The stereotypes about autism result both in autism often being unidentified because the autistic person doesn’t fit them, and also in people not daring to suggest to others that they or a family member might be autistic as this is likely to be regarded as a negative label. It is often said that there are four times as many autistic men as autistic women, although it is finally being generally recognised that in fact women are underdiagnosed.
It seems to me that autistic people often choose, or find themselves with, autistic partners and this can happen even if neither party is aware of autism. Sometimes the realisation of autism comes once their child has been identified or diagnosed as autistic and the parent recognises that they are very similar to the child. Due to the negative views of autism that Langdon Bryce encapsulates in his cartoon, coming to this conclusion can be slow and painful. Sometimes people are willing to accept that a family member might be autistic but are much slower to recognise the autism in themselves. (It’s interesting that it’s acceptable to state categorically “I’m not autistic” without any diagnostic process, whilst some people think that only an accredited diagnostitian can tell if someone is autistic.)

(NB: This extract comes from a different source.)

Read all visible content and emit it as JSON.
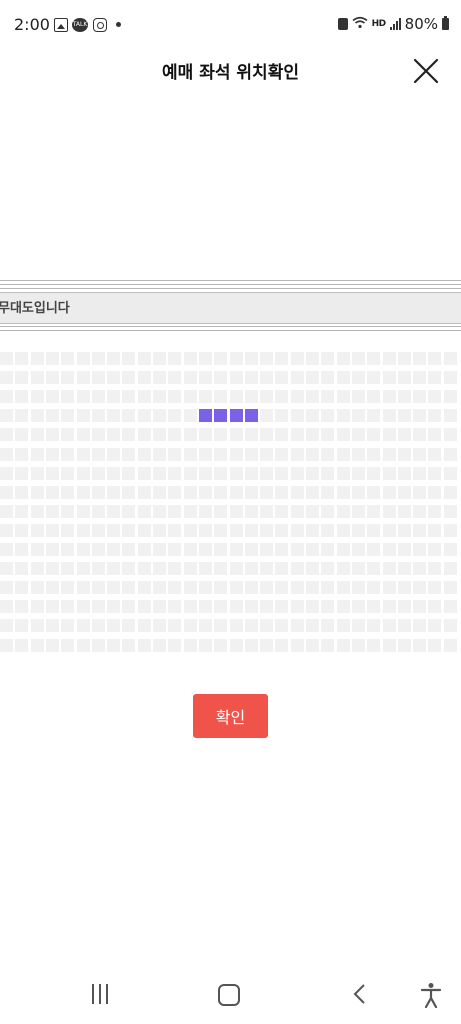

Some time ago (before I was working in the autism field) I was talking to a neighbour, Martin, about his thirteen year old daughter Emma, whom I’d known since she was two. I knew that Emma was depressed and had been seeing the school counsellor. Martin told me how worried he and his wife were as things seemed to be getting worse, Emma was no longer seeing her friends and becoming increasingly isolated. She was feeling completely hopeless and indeed appeared suicidal. I wondered if in fact Emma had become depressed because she was isolated rather than the other way round. Autistic people often develop intellectually more quickly than we develop emotionally and socially. The social landscape changes rapidly for teenagers, and autistic young people often feel alientated and no longer able to connect with others in their age group in this new social environment.

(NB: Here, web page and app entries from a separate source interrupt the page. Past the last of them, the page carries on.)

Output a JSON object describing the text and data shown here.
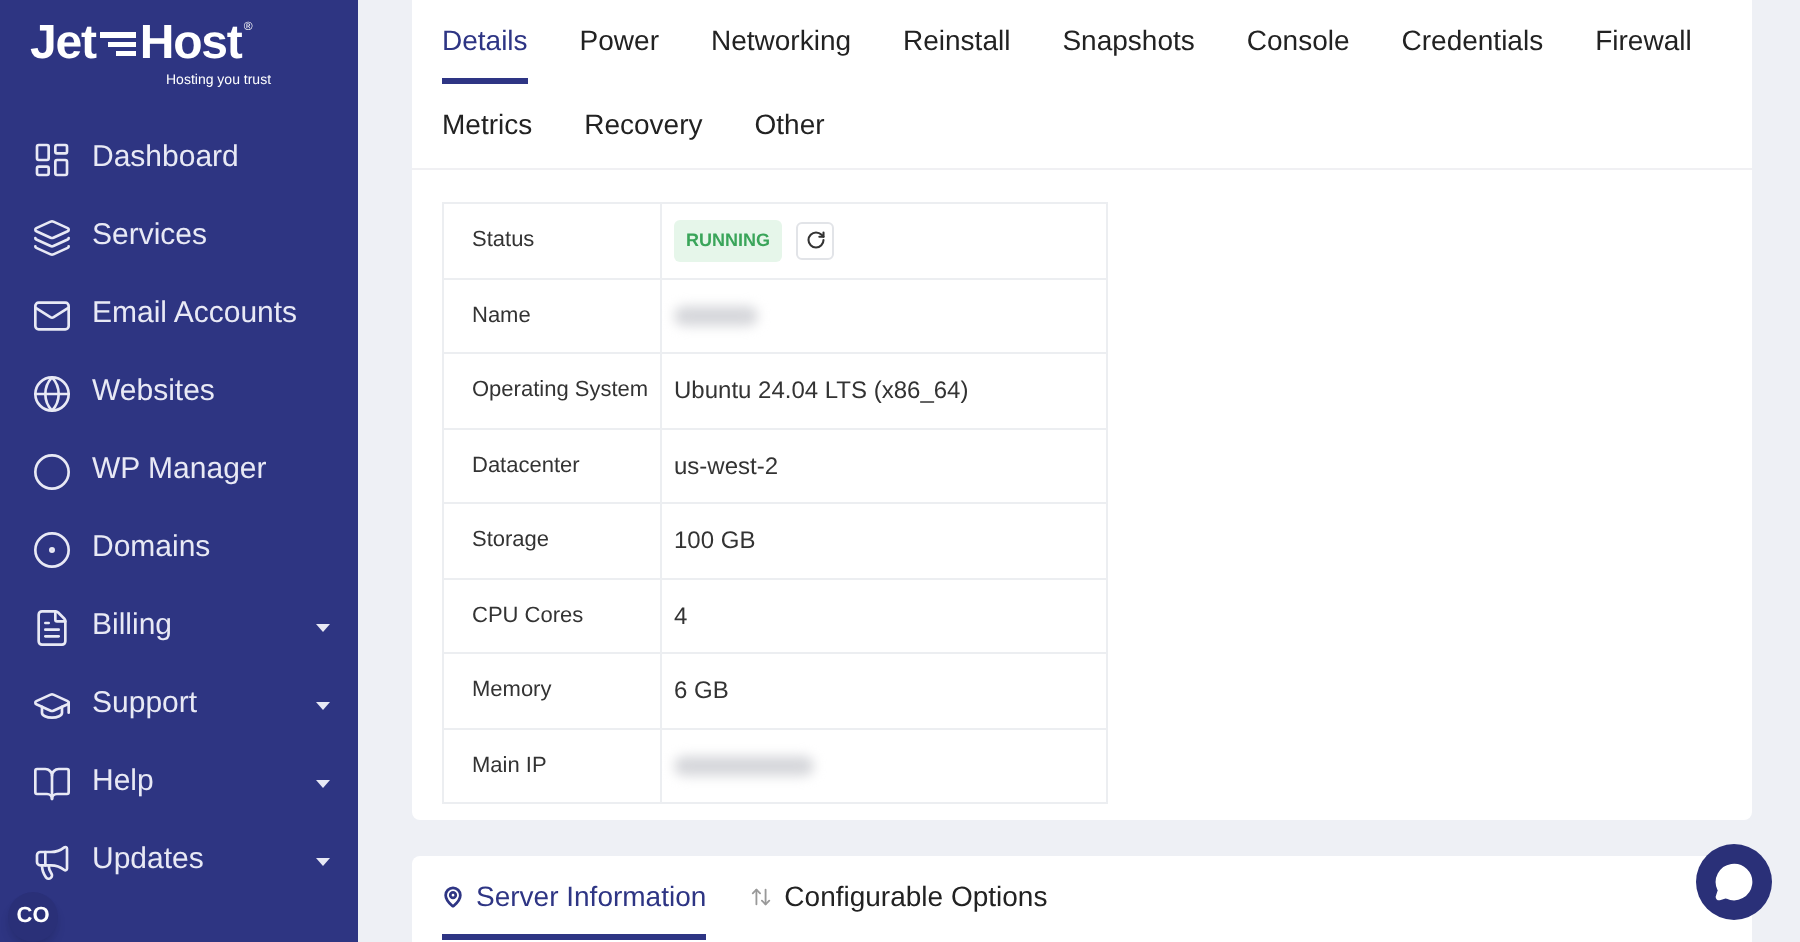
{
  "logo": {
    "left": "Jet",
    "right": "Host",
    "mark": "®",
    "tagline": "Hosting you trust"
  },
  "sidebar": {
    "items": [
      {
        "label": "Dashboard",
        "expandable": false
      },
      {
        "label": "Services",
        "expandable": false
      },
      {
        "label": "Email Accounts",
        "expandable": false
      },
      {
        "label": "Websites",
        "expandable": false
      },
      {
        "label": "WP Manager",
        "expandable": false
      },
      {
        "label": "Domains",
        "expandable": false
      },
      {
        "label": "Billing",
        "expandable": true
      },
      {
        "label": "Support",
        "expandable": true
      },
      {
        "label": "Help",
        "expandable": true
      },
      {
        "label": "Updates",
        "expandable": true
      }
    ]
  },
  "user_badge": {
    "initials": "CO"
  },
  "tabs": [
    {
      "label": "Details",
      "selected": true
    },
    {
      "label": "Power",
      "selected": false
    },
    {
      "label": "Networking",
      "selected": false
    },
    {
      "label": "Reinstall",
      "selected": false
    },
    {
      "label": "Snapshots",
      "selected": false
    },
    {
      "label": "Console",
      "selected": false
    },
    {
      "label": "Credentials",
      "selected": false
    },
    {
      "label": "Firewall",
      "selected": false
    },
    {
      "label": "Metrics",
      "selected": false
    },
    {
      "label": "Recovery",
      "selected": false
    },
    {
      "label": "Other",
      "selected": false
    }
  ],
  "details": [
    {
      "label": "Status",
      "kind": "status",
      "value": "RUNNING"
    },
    {
      "label": "Name",
      "kind": "redacted"
    },
    {
      "label": "Operating System",
      "kind": "text",
      "value": "Ubuntu 24.04 LTS (x86_64)"
    },
    {
      "label": "Datacenter",
      "kind": "text",
      "value": "us-west-2"
    },
    {
      "label": "Storage",
      "kind": "text",
      "value": "100 GB"
    },
    {
      "label": "CPU Cores",
      "kind": "text",
      "value": "4"
    },
    {
      "label": "Memory",
      "kind": "text",
      "value": "6 GB"
    },
    {
      "label": "Main IP",
      "kind": "redacted"
    }
  ],
  "bottom_tabs": [
    {
      "label": "Server Information",
      "selected": true
    },
    {
      "label": "Configurable Options",
      "selected": false
    }
  ]
}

I mentioned that Emma’s developmental trajectory - being intellectually precocious but then in adolecence starting to struggle socially-was something I’d seen in many autistic women and asked if it had occurred to Martin that this might be part of the picture. It hadn’t. Martin thanked me for my concern and asked me to email him some information about autism in girls and women. When I next saw him three weeks later I asked him if he’d got the information I’d sent. He told me he’d received it but hadn’t had time to look at it. If my child was suicidal I would be desperate to access any information that could be relevant and helpful. I was suprised and saddened that autism must have felt so aversive to Martin that he couldn’t consider it might apply to his daughter . (Later on his wife came to a training session about autism and appeared to accept that there was autism in the family. She took her daughter to a psychologist with a good understanding of autism and Emma recovered.)
Recently, I spent some time talking with a self-identified neurotypical woman about her autistic partner. She seemed concerned to understand his behaviour better and seemed happy with my responses to her situation and my suggested explanations for her husband’s behaviour. However when the possibility that she too may be autistic was raised, she told me how impossible that was as she was very emotional and that’s why she struggles so much to understand how her husband couldn’t get what came so easily to her. The suggestion that she might also be autistic was unacceptable to her and our conversations came to an end. I was sad about this for both of us; for her because I didn't see how her narrative could improve her relationship with her autistic husband and children, and for me because I worried that I'd unintentionally colluded with the idea that the problem in the relationship was located in her husbands neurology.
Over time, I’ve come across many couples where one partner is diagnosed or identified as autistic and the other partner also seems to be autistic but is not aware of this. Even (or perhaps especially) people who work in the field are vulnerable to this misreading. A case in point is the author, speaker and consultant Sarah Hendrickx of Hendrickx Associates who wrote a book about being a neurotypical person in a relationship with a man with Asperger's Syndrome before realising that she is herself autistic. Despite working in the autism field Sarah was totally unaware for years of her own autism. Ten years on from writing as a neurotypical partner, Sarah is now a proud out autistic woman. When I asked her if she minded being mentioned in this post as someone who feels her relationship is successful and endures because both she and Keith are autistic, she responded that she was happy to be quoted “it is entirely the case that we remain deliriously happy and deeply in love after 13+ years because we are both autistic in combination with our knowledge and tolerance of what we both need. Having a good autistic partner for me is like being able to breathe out in a world where I often feel like I'm holding my breath and know that someone can see all of who I am and will not judge or disapprove.”